Segment Start: Records for this exercise
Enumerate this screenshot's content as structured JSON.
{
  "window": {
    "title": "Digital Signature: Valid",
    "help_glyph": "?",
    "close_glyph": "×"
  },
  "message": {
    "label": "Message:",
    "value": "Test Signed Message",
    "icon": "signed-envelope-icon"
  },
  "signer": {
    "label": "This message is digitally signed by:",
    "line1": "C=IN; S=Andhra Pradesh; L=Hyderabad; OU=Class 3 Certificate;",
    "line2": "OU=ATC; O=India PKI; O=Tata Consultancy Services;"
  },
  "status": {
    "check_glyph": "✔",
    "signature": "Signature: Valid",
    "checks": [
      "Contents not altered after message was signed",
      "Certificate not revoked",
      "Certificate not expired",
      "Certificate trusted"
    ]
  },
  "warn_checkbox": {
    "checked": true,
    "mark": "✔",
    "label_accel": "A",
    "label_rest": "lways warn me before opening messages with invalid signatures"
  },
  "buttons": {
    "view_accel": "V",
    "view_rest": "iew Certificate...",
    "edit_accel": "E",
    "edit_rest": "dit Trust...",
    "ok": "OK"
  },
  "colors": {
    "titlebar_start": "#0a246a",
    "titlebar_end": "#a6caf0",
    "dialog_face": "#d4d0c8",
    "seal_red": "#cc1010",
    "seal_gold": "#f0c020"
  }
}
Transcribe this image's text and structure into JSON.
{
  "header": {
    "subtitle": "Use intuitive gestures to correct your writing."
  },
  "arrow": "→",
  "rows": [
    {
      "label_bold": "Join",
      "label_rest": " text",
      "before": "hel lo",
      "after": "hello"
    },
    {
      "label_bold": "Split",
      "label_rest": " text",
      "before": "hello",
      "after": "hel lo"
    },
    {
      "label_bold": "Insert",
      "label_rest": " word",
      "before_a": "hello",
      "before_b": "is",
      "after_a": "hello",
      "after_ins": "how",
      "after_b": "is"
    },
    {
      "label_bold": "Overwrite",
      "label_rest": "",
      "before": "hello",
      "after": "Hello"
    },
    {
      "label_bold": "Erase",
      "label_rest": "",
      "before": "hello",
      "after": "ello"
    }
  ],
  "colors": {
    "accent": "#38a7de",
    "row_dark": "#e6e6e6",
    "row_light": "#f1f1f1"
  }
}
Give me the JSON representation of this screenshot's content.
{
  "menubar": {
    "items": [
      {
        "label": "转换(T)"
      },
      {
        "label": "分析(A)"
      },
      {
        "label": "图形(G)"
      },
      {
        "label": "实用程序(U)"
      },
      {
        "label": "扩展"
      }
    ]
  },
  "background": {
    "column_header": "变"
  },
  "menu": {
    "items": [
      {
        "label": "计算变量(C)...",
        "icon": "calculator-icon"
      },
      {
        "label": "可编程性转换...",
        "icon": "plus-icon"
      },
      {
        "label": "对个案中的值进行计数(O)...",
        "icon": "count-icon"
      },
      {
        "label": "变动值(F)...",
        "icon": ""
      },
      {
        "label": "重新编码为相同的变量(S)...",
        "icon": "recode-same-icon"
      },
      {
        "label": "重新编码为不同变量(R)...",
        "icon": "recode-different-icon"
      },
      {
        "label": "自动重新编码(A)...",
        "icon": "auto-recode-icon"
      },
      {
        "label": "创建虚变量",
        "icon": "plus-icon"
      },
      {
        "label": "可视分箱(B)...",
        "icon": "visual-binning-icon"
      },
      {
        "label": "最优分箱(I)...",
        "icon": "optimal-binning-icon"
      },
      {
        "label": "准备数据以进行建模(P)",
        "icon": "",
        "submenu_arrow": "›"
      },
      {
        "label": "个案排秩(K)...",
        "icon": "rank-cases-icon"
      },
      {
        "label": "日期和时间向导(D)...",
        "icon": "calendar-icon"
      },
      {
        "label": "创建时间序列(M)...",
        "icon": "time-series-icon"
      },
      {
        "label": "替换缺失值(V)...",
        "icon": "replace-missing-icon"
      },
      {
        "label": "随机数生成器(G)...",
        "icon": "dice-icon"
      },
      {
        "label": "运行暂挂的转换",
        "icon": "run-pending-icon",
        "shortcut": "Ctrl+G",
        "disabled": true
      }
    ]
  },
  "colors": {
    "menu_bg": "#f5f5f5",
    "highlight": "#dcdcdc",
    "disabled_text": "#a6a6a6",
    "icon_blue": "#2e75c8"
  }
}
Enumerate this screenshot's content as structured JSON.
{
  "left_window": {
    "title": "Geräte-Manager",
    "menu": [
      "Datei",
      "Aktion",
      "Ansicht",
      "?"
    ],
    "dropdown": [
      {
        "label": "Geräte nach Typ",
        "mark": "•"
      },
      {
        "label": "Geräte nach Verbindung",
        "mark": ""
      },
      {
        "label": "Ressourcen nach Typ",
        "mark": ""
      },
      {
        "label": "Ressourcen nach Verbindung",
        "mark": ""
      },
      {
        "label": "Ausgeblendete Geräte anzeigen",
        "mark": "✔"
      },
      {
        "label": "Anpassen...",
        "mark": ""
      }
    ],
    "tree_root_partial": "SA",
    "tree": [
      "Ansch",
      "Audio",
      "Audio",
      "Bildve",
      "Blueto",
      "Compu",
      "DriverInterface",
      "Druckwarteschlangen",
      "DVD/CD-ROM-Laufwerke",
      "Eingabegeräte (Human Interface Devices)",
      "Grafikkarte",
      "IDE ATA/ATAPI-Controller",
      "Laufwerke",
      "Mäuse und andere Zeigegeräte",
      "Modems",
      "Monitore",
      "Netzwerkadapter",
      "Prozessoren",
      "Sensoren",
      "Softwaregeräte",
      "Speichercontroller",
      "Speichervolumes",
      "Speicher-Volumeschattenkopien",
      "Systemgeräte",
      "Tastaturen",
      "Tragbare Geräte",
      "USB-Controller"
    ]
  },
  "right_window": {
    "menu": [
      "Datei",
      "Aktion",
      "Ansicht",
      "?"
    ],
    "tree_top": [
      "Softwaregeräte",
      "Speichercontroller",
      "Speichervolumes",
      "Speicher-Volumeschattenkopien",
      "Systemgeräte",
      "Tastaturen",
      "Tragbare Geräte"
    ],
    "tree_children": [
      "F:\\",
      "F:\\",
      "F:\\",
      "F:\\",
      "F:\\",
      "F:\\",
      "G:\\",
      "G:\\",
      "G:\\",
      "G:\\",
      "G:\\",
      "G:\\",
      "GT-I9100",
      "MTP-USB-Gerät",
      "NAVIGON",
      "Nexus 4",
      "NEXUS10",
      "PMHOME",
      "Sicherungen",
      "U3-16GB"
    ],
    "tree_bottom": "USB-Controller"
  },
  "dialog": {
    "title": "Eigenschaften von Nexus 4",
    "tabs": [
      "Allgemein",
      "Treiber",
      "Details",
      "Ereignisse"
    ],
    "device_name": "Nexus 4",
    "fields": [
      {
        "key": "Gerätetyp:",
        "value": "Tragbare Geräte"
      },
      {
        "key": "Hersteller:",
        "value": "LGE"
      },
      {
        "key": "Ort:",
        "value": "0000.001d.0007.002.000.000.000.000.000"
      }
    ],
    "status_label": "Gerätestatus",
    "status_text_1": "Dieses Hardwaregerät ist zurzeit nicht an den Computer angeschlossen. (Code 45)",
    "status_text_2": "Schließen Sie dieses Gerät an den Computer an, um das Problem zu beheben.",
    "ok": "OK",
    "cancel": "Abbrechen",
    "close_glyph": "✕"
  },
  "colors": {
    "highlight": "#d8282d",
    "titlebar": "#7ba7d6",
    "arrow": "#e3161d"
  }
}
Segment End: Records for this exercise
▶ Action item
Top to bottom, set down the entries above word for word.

▶ Task response
Enumerate this screenshot's content as structured JSON.
{
  "window": {
    "title": "Digital Signature: Valid",
    "help_glyph": "?",
    "close_glyph": "×"
  },
  "message": {
    "label": "Message:",
    "value": "Test Signed Message",
    "icon": "signed-envelope-icon"
  },
  "signer": {
    "label": "This message is digitally signed by:",
    "line1": "C=IN; S=Andhra Pradesh; L=Hyderabad; OU=Class 3 Certificate;",
    "line2": "OU=ATC; O=India PKI; O=Tata Consultancy Services;"
  },
  "status": {
    "check_glyph": "✔",
    "signature": "Signature: Valid",
    "checks": [
      "Contents not altered after message was signed",
      "Certificate not revoked",
      "Certificate not expired",
      "Certificate trusted"
    ]
  },
  "warn_checkbox": {
    "checked": true,
    "mark": "✔",
    "label_accel": "A",
    "label_rest": "lways warn me before opening messages with invalid signatures"
  },
  "buttons": {
    "view_accel": "V",
    "view_rest": "iew Certificate...",
    "edit_accel": "E",
    "edit_rest": "dit Trust...",
    "ok": "OK"
  },
  "colors": {
    "titlebar_start": "#0a246a",
    "titlebar_end": "#a6caf0",
    "dialog_face": "#d4d0c8",
    "seal_red": "#cc1010",
    "seal_gold": "#f0c020"
  }
}
Transcribe this image's text and structure into JSON.
{
  "header": {
    "subtitle": "Use intuitive gestures to correct your writing."
  },
  "arrow": "→",
  "rows": [
    {
      "label_bold": "Join",
      "label_rest": " text",
      "before": "hel lo",
      "after": "hello"
    },
    {
      "label_bold": "Split",
      "label_rest": " text",
      "before": "hello",
      "after": "hel lo"
    },
    {
      "label_bold": "Insert",
      "label_rest": " word",
      "before_a": "hello",
      "before_b": "is",
      "after_a": "hello",
      "after_ins": "how",
      "after_b": "is"
    },
    {
      "label_bold": "Overwrite",
      "label_rest": "",
      "before": "hello",
      "after": "Hello"
    },
    {
      "label_bold": "Erase",
      "label_rest": "",
      "before": "hello",
      "after": "ello"
    }
  ],
  "colors": {
    "accent": "#38a7de",
    "row_dark": "#e6e6e6",
    "row_light": "#f1f1f1"
  }
}
Give me the JSON representation of this screenshot's content.
{
  "menubar": {
    "items": [
      {
        "label": "转换(T)"
      },
      {
        "label": "分析(A)"
      },
      {
        "label": "图形(G)"
      },
      {
        "label": "实用程序(U)"
      },
      {
        "label": "扩展"
      }
    ]
  },
  "background": {
    "column_header": "变"
  },
  "menu": {
    "items": [
      {
        "label": "计算变量(C)...",
        "icon": "calculator-icon"
      },
      {
        "label": "可编程性转换...",
        "icon": "plus-icon"
      },
      {
        "label": "对个案中的值进行计数(O)...",
        "icon": "count-icon"
      },
      {
        "label": "变动值(F)...",
        "icon": ""
      },
      {
        "label": "重新编码为相同的变量(S)...",
        "icon": "recode-same-icon"
      },
      {
        "label": "重新编码为不同变量(R)...",
        "icon": "recode-different-icon"
      },
      {
        "label": "自动重新编码(A)...",
        "icon": "auto-recode-icon"
      },
      {
        "label": "创建虚变量",
        "icon": "plus-icon"
      },
      {
        "label": "可视分箱(B)...",
        "icon": "visual-binning-icon"
      },
      {
        "label": "最优分箱(I)...",
        "icon": "optimal-binning-icon"
      },
      {
        "label": "准备数据以进行建模(P)",
        "icon": "",
        "submenu_arrow": "›"
      },
      {
        "label": "个案排秩(K)...",
        "icon": "rank-cases-icon"
      },
      {
        "label": "日期和时间向导(D)...",
        "icon": "calendar-icon"
      },
      {
        "label": "创建时间序列(M)...",
        "icon": "time-series-icon"
      },
      {
        "label": "替换缺失值(V)...",
        "icon": "replace-missing-icon"
      },
      {
        "label": "随机数生成器(G)...",
        "icon": "dice-icon"
      },
      {
        "label": "运行暂挂的转换",
        "icon": "run-pending-icon",
        "shortcut": "Ctrl+G",
        "disabled": true
      }
    ]
  },
  "colors": {
    "menu_bg": "#f5f5f5",
    "highlight": "#dcdcdc",
    "disabled_text": "#a6a6a6",
    "icon_blue": "#2e75c8"
  }
}
Enumerate this screenshot's content as structured JSON.
{
  "left_window": {
    "title": "Geräte-Manager",
    "menu": [
      "Datei",
      "Aktion",
      "Ansicht",
      "?"
    ],
    "dropdown": [
      {
        "label": "Geräte nach Typ",
        "mark": "•"
      },
      {
        "label": "Geräte nach Verbindung",
        "mark": ""
      },
      {
        "label": "Ressourcen nach Typ",
        "mark": ""
      },
      {
        "label": "Ressourcen nach Verbindung",
        "mark": ""
      },
      {
        "label": "Ausgeblendete Geräte anzeigen",
        "mark": "✔"
      },
      {
        "label": "Anpassen...",
        "mark": ""
      }
    ],
    "tree_root_partial": "SA",
    "tree": [
      "Ansch",
      "Audio",
      "Audio",
      "Bildve",
      "Blueto",
      "Compu",
      "DriverInterface",
      "Druckwarteschlangen",
      "DVD/CD-ROM-Laufwerke",
      "Eingabegeräte (Human Interface Devices)",
      "Grafikkarte",
      "IDE ATA/ATAPI-Controller",
      "Laufwerke",
      "Mäuse und andere Zeigegeräte",
      "Modems",
      "Monitore",
      "Netzwerkadapter",
      "Prozessoren",
      "Sensoren",
      "Softwaregeräte",
      "Speichercontroller",
      "Speichervolumes",
      "Speicher-Volumeschattenkopien",
      "Systemgeräte",
      "Tastaturen",
      "Tragbare Geräte",
      "USB-Controller"
    ]
  },
  "right_window": {
    "menu": [
      "Datei",
      "Aktion",
      "Ansicht",
      "?"
    ],
    "tree_top": [
      "Softwaregeräte",
      "Speichercontroller",
      "Speichervolumes",
      "Speicher-Volumeschattenkopien",
      "Systemgeräte",
      "Tastaturen",
      "Tragbare Geräte"
    ],
    "tree_children": [
      "F:\\",
      "F:\\",
      "F:\\",
      "F:\\",
      "F:\\",
      "F:\\",
      "G:\\",
      "G:\\",
      "G:\\",
      "G:\\",
      "G:\\",
      "G:\\",
      "GT-I9100",
      "MTP-USB-Gerät",
      "NAVIGON",
      "Nexus 4",
      "NEXUS10",
      "PMHOME",
      "Sicherungen",
      "U3-16GB"
    ],
    "tree_bottom": "USB-Controller"
  },
  "dialog": {
    "title": "Eigenschaften von Nexus 4",
    "tabs": [
      "Allgemein",
      "Treiber",
      "Details",
      "Ereignisse"
    ],
    "device_name": "Nexus 4",
    "fields": [
      {
        "key": "Gerätetyp:",
        "value": "Tragbare Geräte"
      },
      {
        "key": "Hersteller:",
        "value": "LGE"
      },
      {
        "key": "Ort:",
        "value": "0000.001d.0007.002.000.000.000.000.000"
      }
    ],
    "status_label": "Gerätestatus",
    "status_text_1": "Dieses Hardwaregerät ist zurzeit nicht an den Computer angeschlossen. (Code 45)",
    "status_text_2": "Schließen Sie dieses Gerät an den Computer an, um das Problem zu beheben.",
    "ok": "OK",
    "cancel": "Abbrechen",
    "close_glyph": "✕"
  },
  "colors": {
    "highlight": "#d8282d",
    "titlebar": "#7ba7d6",
    "arrow": "#e3161d"
  }
}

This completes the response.